- have other income that doesn’t count in the assessment, including occupational or private pension income, contributions to household living or accommodation costs from someone you live with (not a tenant or lodger) or a loan from your employer.
- are a UK resident (for at least two of the last three years)
- don’t receive more than one ‘overlapping benefit’. But again, there is something called ‘underlying entitlement’ that you may be eligible for if you do.
There are differences depending whether you live in England, Scotland or Wales, so do check.
What benefits can you claim if you are a carer?
If you do qualify for Carer’s Allowance, then a ‘carer component’ is applied to your other means-tested benefits too. These include Universal Credit, Pension Credit, Income Support and Council Tax Reduction etc.
If you don’t qualify for Carers Allowance, you may still be able to claim Carer’s Credit or an ‘underlying entitlement’ to Carers Allowance. Consider persevering if you are borderline eligible.
How to claim Carers Allowance
I didn’t apply for Carer’s Allowance, after a benefits check showed I wasn’t eligible, so I’m glad I did that first. Carers’ Allowance, Carers’ Credit and the ‘underlying entitlement’ are complicated to figure out so I recommend you take a step by step approach too:
- First use an online benefits calculator to see if it’s a benefit worth pursuing. (There are other benefits checkers at the bottom of post Attendance Allowance and other financial help)
- If you are not sure, or you and your elder have complex benefits or income that need consideration, speak to your Local Authority’s Carer Support organisation who can help signpost you to help. Find other local help at Advicelocal.uk. Carers UK also do their best to explain Carers’ Allowance. Your local Citizens Advice could be a great source of help with the application too
- If you decide to claim, gather your info/documentation: your contact info, NI number, employment info (most recent payslip or P45), current education course, expenses and bank details, if applicable. And gather the details of the person you care for: their date of birth and NI number
- If you can, claim online as the screening questions beforehand might save valuable time, You apply through the UK central government office for Carers Allowance. This website will have the most up-to-date info too.
- Set aside a quiet day or two, as it will be inevitably slow going
- Try and send all info, including any supporting info altogether (to minimise processing delays/mix ups)
- Keep a record of your application and any documents you have attached or sent
- After applying, leave it a week, then contact the Carer’s Allowance Unit (0800 731 0297 M-F 8am-6pm) to check they have received your application safely. They can also help you with your claim, but can have long ‘on-hold’ times so try to call out of peak times.
- Ongoing, update the Carer’s Allowance Unit with any changes in your income.

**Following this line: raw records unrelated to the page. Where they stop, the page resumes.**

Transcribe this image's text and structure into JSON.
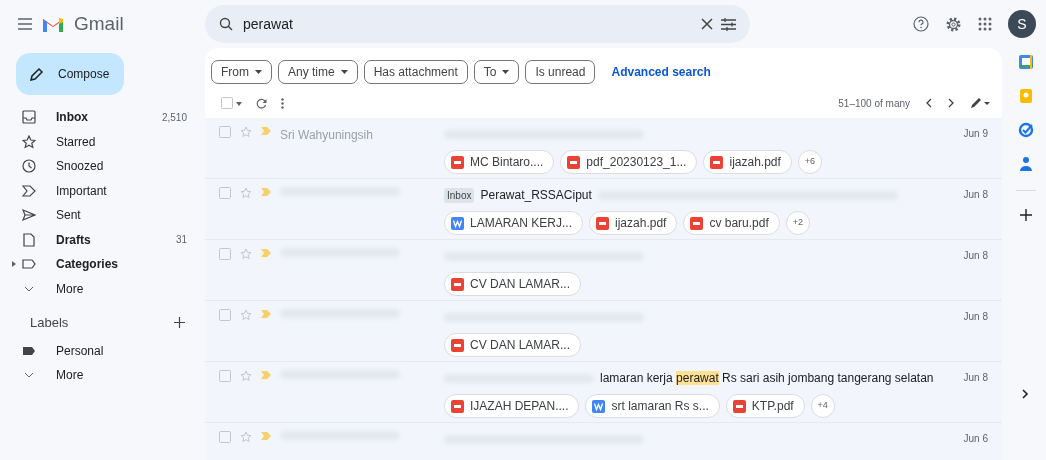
{
  "app": {
    "name": "Gmail"
  },
  "search": {
    "value": "perawat"
  },
  "compose": {
    "label": "Compose"
  },
  "sidebar": {
    "items": [
      {
        "label": "Inbox",
        "count": "2,510",
        "bold": true
      },
      {
        "label": "Starred",
        "bold": false
      },
      {
        "label": "Snoozed",
        "bold": false
      },
      {
        "label": "Important",
        "bold": false
      },
      {
        "label": "Sent",
        "bold": false
      },
      {
        "label": "Drafts",
        "count": "31",
        "bold": true
      },
      {
        "label": "Categories",
        "bold": true,
        "expandable": true
      },
      {
        "label": "More",
        "bold": false
      }
    ],
    "labels_header": "Labels",
    "labels": [
      {
        "label": "Personal"
      },
      {
        "label": "More"
      }
    ]
  },
  "select_all": {
    "checked": false
  },
  "filters": [
    {
      "label": "From",
      "kind": "dropdown"
    },
    {
      "label": "Any time",
      "kind": "dropdown"
    },
    {
      "label": "Has attachment",
      "kind": "chip"
    },
    {
      "label": "To",
      "kind": "dropdown"
    },
    {
      "label": "Is unread",
      "kind": "chip"
    }
  ],
  "advanced_search": "Advanced search",
  "pagination": "51–100 of many",
  "rows": [
    {
      "checked": false,
      "sender": "Sri Wahyuningsih",
      "important": true,
      "date": "Jun 9",
      "attachments": [
        {
          "kind": "pdf",
          "name": "MC Bintaro...."
        },
        {
          "kind": "pdf",
          "name": "pdf_20230123_1..."
        },
        {
          "kind": "pdf",
          "name": "ijazah.pdf"
        }
      ],
      "more": "+6"
    },
    {
      "checked": false,
      "important": true,
      "tag": "Inbox",
      "subject": "Perawat_RSSACiput",
      "date": "Jun 8",
      "attachments": [
        {
          "kind": "word",
          "name": "LAMARAN KERJ..."
        },
        {
          "kind": "pdf",
          "name": "ijazah.pdf"
        },
        {
          "kind": "pdf",
          "name": "cv baru.pdf"
        }
      ],
      "more": "+2"
    },
    {
      "checked": false,
      "important": true,
      "date": "Jun 8",
      "attachments": [
        {
          "kind": "pdf",
          "name": "CV DAN LAMAR..."
        }
      ]
    },
    {
      "checked": false,
      "important": true,
      "date": "Jun 8",
      "attachments": [
        {
          "kind": "pdf",
          "name": "CV DAN LAMAR..."
        }
      ]
    },
    {
      "checked": false,
      "important": true,
      "snippet": "lamaran kerja",
      "highlight": "perawat",
      "snippet_after": "Rs sari asih jombang tangerang selatan",
      "date": "Jun 8",
      "attachments": [
        {
          "kind": "pdf",
          "name": "IJAZAH DEPAN...."
        },
        {
          "kind": "word",
          "name": "srt lamaran Rs s..."
        },
        {
          "kind": "pdf",
          "name": "KTP.pdf"
        }
      ],
      "more": "+4"
    },
    {
      "checked": false,
      "important": true,
      "date": "Jun 6",
      "attachments": []
    }
  ],
  "avatar": "S"
}
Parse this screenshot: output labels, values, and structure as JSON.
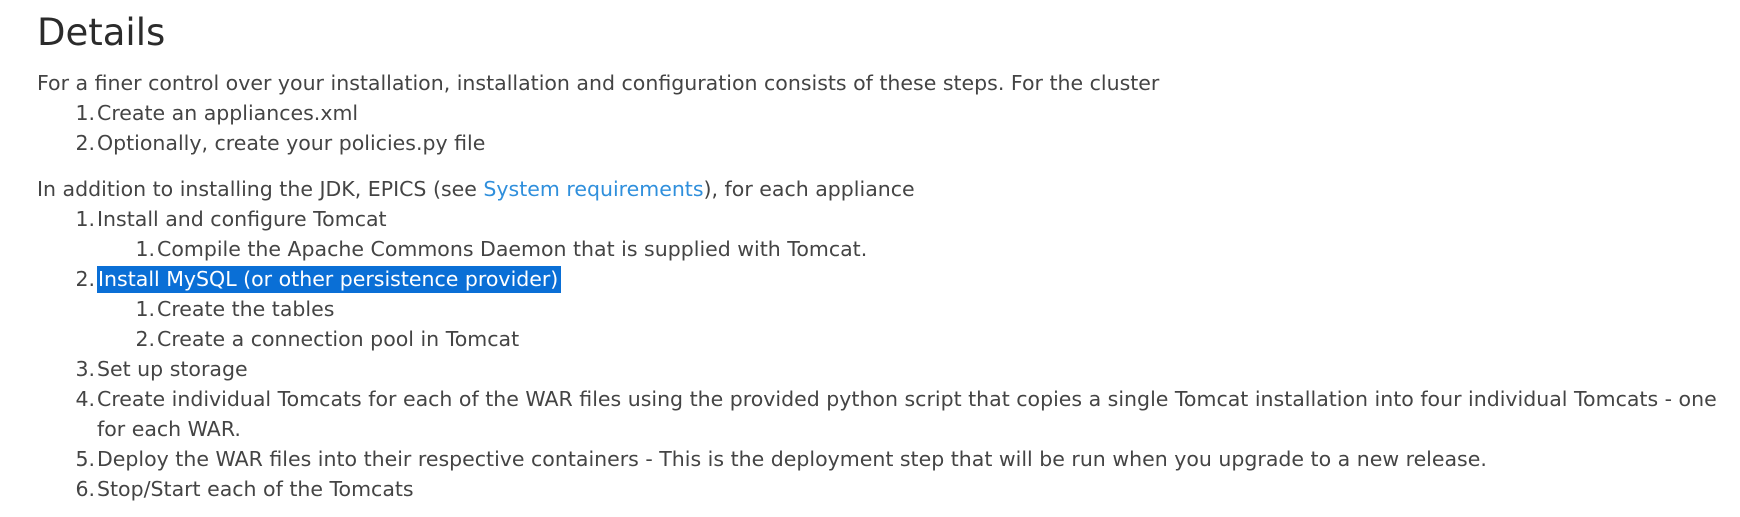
{
  "heading": "Details",
  "intro": "For a finer control over your installation, installation and configuration consists of these steps. For the cluster",
  "cluster_steps": [
    {
      "num": "1.",
      "text": "Create an appliances.xml"
    },
    {
      "num": "2.",
      "text": "Optionally, create your policies.py file"
    }
  ],
  "appliance_intro": {
    "before": "In addition to installing the JDK, EPICS (see ",
    "link": "System requirements",
    "after": "), for each appliance"
  },
  "appliance_steps": [
    {
      "num": "1.",
      "text": "Install and configure Tomcat"
    },
    {
      "num": "1.",
      "text": "Compile the Apache Commons Daemon that is supplied with Tomcat."
    },
    {
      "num": "2.",
      "text": "Install MySQL (or other persistence provider)"
    },
    {
      "num": "1.",
      "text": "Create the tables"
    },
    {
      "num": "2.",
      "text": "Create a connection pool in Tomcat"
    },
    {
      "num": "3.",
      "text": "Set up storage"
    },
    {
      "num": "4.",
      "text": "Create individual Tomcats for each of the WAR files using the provided python script that copies a single Tomcat installation into four individual Tomcats - one for each WAR."
    },
    {
      "num": "5.",
      "text": "Deploy the WAR files into their respective containers - This is the deployment step that will be run when you upgrade to a new release."
    },
    {
      "num": "6.",
      "text": "Stop/Start each of the Tomcats"
    }
  ],
  "colors": {
    "link": "#2f8fdc",
    "selection": "#0a6fd6",
    "text": "#444444"
  }
}
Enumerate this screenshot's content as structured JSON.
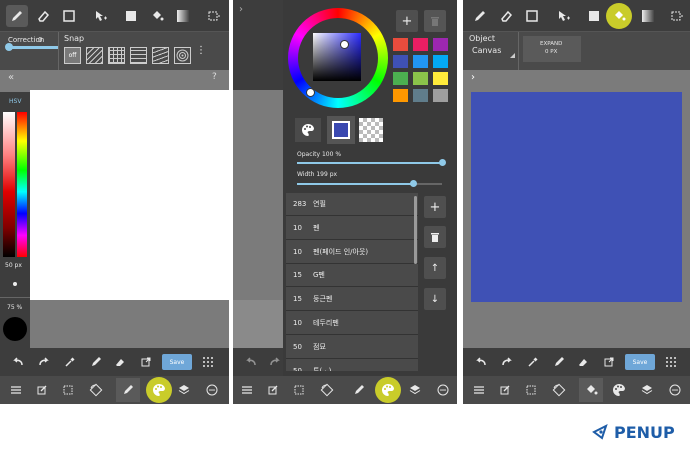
{
  "panel1": {
    "correction_label": "Correction",
    "correction_value": "0",
    "snap_label": "Snap",
    "snap_off": "off",
    "hsv_label": "HSV",
    "brush_size": "50 px",
    "opacity": "75 %",
    "save_label": "Save"
  },
  "panel2": {
    "opacity_label": "Opacity 100 %",
    "opacity_value": 1.0,
    "width_label": "Width 199 px",
    "width_value": 0.8,
    "brushes": [
      {
        "size": "283",
        "name": "연필"
      },
      {
        "size": "10",
        "name": "펜"
      },
      {
        "size": "10",
        "name": "펜(페이드 인/아웃)"
      },
      {
        "size": "15",
        "name": "G펜"
      },
      {
        "size": "15",
        "name": "둥근펜"
      },
      {
        "size": "10",
        "name": "테두리펜"
      },
      {
        "size": "50",
        "name": "점묘"
      },
      {
        "size": "50",
        "name": "투(ᆞ)"
      }
    ],
    "palette": [
      "#e84c3d",
      "#e91e63",
      "#9c27b0",
      "#3f51b5",
      "#2196f3",
      "#03a9f4",
      "#4caf50",
      "#8bc34a",
      "#ffeb3b",
      "#ff9800",
      "#607d8b",
      "#9e9e9e"
    ],
    "current_color": "#3a48b0"
  },
  "panel3": {
    "object_label": "Object",
    "object_value": "Canvas",
    "expand_label": "EXPAND",
    "expand_value": "0 PX",
    "canvas_color": "#3f51b5",
    "save_label": "Save"
  },
  "logo": {
    "text": "PENUP",
    "color": "#1e5da8"
  }
}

You can backdate your claim by up to three months if you and the person you care for qualified in that period. Carers Allowance can take 13 to 15 weeks to come through, so apply asap.
What benefits am I entitled to?
Checking the benefits you’re entitled to is worth your while, as every year billions of pounds of benefits go unclaimed in the UK. Largely because it’s not clear what we’re all eligible for and it’s easy to become frustrated or exhausted by the application process.
Age UK estimated in April 2017 that there was £3.5m of unclaimed Pension Credit and Housing Benefit owed, yet unclaimed by older people every year. Make sure you and your elder claim what is due to you.
Carers Allowance is very low, arguably insultingly low, especially nowadays. It’s a topic of hard debate and advocacy for the millions of unpaid, family carers who are keeping their relatives well at home (and out of hospital, reducing pressure on the strained NHS).
Please do run a benefits check and at the very least find out if your elder qualifies for the non-means-tested Attendance Allowance and other financial help. Especially if you’re funding some of their expenses right now. Good luck.